> Provided data
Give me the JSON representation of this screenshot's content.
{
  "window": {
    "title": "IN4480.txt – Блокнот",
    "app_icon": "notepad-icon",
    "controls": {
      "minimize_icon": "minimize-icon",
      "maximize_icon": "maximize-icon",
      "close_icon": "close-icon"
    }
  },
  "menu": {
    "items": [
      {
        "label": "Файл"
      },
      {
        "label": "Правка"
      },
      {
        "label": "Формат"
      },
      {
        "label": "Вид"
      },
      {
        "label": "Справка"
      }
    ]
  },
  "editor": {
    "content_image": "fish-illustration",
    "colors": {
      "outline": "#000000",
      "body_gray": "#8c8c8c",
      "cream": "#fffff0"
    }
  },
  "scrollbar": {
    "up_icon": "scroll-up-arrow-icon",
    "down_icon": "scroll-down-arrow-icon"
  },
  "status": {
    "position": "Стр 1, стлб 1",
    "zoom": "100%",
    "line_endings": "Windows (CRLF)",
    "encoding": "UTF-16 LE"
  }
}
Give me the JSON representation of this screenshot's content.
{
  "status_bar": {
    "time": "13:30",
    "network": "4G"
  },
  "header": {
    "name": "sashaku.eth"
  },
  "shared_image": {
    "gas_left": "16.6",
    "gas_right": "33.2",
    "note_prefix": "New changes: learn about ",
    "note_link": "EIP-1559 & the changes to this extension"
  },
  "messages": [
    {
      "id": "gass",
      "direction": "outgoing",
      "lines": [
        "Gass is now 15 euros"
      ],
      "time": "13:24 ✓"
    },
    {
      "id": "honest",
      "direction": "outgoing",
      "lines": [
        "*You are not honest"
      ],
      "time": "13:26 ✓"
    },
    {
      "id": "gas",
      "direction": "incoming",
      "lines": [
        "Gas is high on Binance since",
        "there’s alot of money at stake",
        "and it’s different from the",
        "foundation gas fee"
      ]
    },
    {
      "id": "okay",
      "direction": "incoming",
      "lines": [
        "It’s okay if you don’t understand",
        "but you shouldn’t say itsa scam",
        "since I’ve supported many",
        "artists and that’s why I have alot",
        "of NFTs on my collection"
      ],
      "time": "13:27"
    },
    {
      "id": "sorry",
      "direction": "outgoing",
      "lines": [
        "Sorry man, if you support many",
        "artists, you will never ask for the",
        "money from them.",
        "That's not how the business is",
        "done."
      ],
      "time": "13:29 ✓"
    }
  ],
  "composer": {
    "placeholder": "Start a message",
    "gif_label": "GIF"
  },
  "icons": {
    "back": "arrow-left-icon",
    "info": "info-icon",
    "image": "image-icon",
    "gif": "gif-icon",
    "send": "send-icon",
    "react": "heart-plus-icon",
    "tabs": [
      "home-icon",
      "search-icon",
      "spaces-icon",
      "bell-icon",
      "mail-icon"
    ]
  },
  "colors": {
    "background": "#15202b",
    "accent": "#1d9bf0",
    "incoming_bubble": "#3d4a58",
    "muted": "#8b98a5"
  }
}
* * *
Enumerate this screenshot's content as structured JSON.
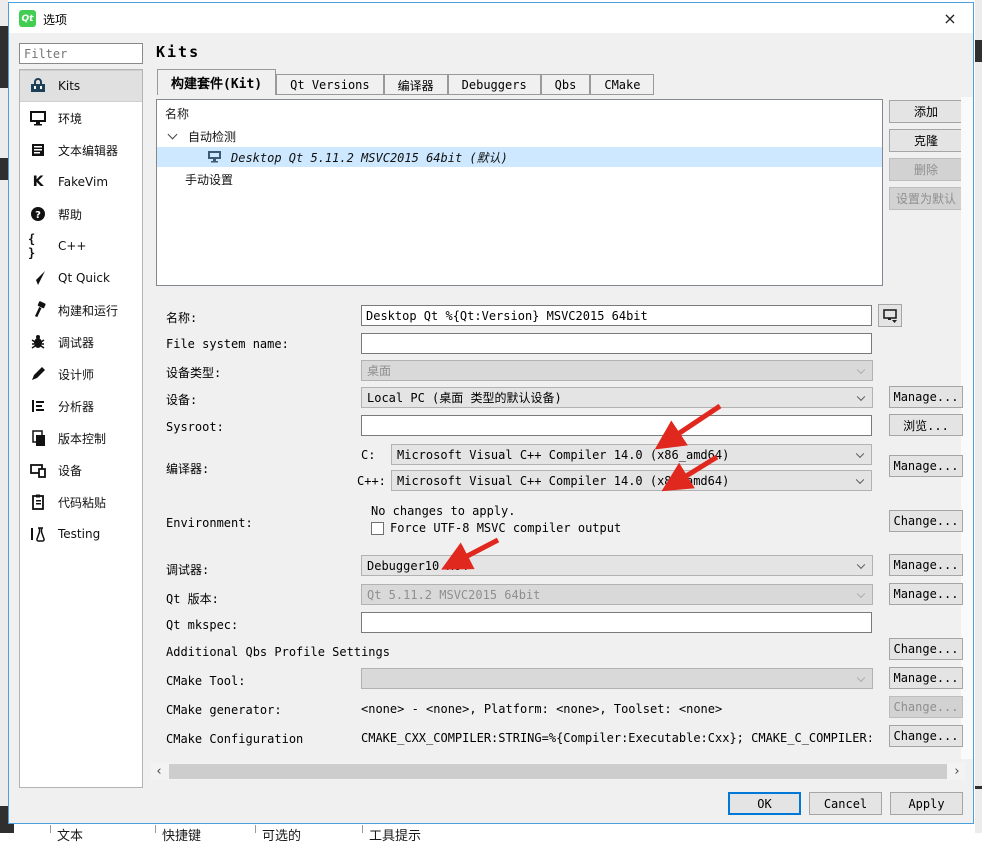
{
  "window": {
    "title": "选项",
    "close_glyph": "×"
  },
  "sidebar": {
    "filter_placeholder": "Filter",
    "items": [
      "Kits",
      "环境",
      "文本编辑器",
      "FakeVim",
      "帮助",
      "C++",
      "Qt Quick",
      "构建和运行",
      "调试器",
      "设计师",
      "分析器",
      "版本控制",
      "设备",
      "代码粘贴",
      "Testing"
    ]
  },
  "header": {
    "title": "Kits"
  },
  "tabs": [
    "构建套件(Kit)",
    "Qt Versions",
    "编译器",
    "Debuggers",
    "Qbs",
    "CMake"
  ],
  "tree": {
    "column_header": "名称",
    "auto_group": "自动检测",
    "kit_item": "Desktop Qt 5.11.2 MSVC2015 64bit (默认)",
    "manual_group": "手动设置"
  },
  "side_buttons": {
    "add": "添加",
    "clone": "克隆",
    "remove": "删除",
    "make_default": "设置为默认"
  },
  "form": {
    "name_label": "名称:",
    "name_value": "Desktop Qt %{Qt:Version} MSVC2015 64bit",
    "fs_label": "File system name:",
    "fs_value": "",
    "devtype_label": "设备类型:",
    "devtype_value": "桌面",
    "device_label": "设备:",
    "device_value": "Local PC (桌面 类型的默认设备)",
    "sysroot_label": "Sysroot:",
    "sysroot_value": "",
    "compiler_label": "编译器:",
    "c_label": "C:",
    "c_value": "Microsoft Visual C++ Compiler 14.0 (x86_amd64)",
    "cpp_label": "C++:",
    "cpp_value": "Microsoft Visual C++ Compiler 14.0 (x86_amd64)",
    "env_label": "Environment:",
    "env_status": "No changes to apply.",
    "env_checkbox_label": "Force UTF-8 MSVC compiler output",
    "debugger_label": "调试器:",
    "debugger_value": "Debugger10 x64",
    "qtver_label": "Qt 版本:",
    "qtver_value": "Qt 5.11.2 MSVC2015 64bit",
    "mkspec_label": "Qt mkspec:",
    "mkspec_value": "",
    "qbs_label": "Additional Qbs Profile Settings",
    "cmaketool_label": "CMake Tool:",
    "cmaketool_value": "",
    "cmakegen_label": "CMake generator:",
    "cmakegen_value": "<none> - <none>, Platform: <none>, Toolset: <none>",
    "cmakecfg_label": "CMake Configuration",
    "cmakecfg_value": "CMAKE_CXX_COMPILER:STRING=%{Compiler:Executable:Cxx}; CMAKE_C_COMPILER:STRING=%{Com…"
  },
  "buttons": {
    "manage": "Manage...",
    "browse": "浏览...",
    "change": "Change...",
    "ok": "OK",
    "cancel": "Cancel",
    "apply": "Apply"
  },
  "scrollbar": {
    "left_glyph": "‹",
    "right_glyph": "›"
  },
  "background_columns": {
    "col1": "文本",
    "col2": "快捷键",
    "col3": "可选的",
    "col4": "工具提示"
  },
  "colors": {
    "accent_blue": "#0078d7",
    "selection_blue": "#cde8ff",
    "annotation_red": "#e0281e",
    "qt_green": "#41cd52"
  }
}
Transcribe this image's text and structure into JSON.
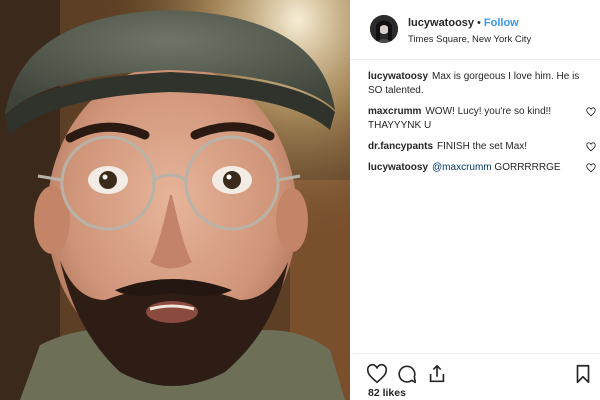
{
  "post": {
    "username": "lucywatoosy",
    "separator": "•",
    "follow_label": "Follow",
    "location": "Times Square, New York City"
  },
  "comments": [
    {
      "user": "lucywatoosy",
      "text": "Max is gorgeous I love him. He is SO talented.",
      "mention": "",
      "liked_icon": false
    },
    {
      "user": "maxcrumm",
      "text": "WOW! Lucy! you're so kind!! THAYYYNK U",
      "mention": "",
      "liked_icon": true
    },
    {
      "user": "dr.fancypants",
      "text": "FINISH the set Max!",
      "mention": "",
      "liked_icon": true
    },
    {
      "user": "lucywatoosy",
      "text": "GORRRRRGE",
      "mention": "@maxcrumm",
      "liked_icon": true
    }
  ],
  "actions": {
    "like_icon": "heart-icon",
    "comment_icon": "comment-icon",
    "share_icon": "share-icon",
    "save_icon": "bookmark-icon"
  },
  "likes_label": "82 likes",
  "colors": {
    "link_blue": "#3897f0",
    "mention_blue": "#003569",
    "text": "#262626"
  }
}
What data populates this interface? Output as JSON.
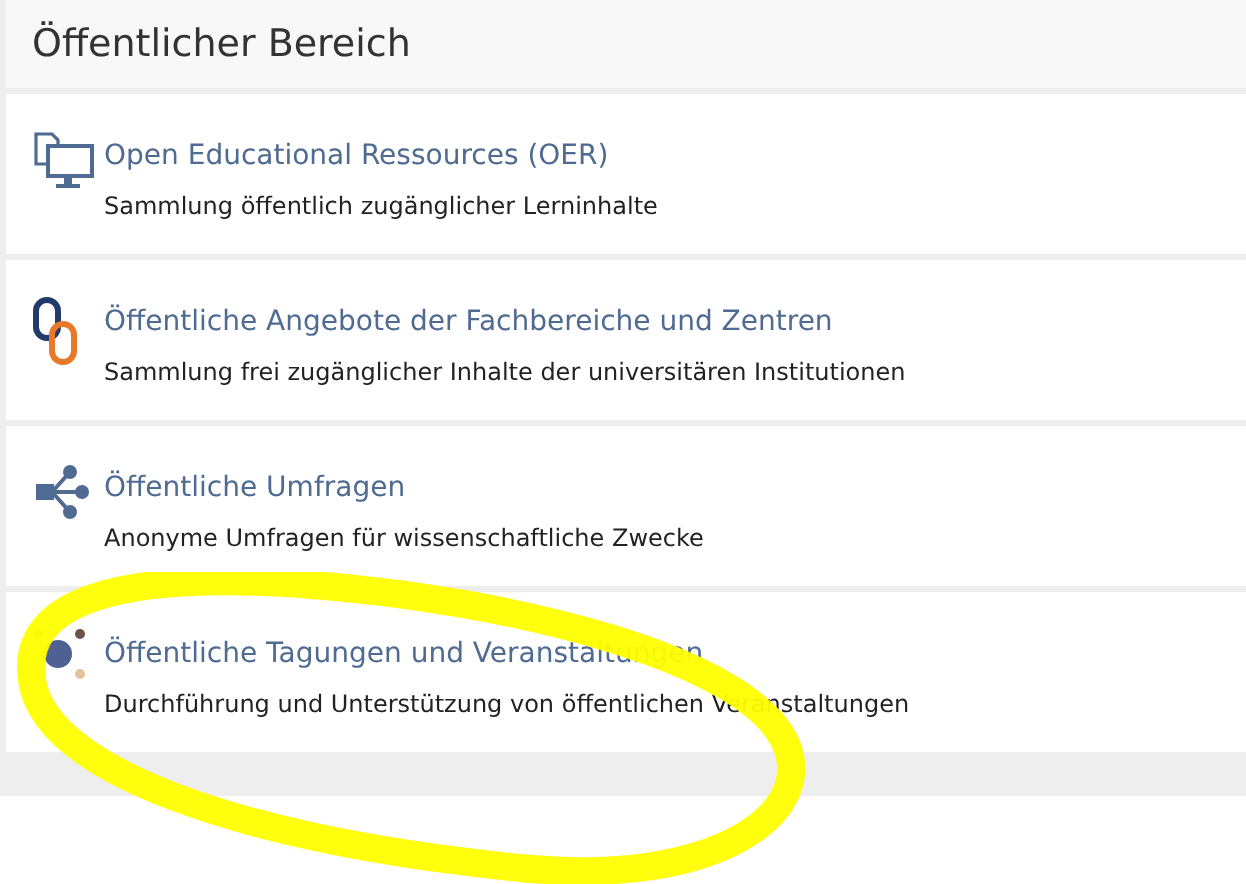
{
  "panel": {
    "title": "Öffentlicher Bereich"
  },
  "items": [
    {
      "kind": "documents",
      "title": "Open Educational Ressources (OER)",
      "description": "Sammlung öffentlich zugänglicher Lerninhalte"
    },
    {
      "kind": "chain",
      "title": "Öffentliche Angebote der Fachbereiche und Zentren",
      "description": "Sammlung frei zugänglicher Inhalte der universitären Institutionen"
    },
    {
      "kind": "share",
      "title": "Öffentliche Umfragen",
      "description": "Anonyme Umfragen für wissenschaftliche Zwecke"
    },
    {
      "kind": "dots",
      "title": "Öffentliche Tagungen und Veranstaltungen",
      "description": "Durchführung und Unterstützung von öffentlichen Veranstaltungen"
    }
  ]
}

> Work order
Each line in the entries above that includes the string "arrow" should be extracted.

> Answer to this exercise
    "up_icon": "scroll-up-arrow-icon",
    "down_icon": "scroll-down-arrow-icon"
    "back": "arrow-left-icon",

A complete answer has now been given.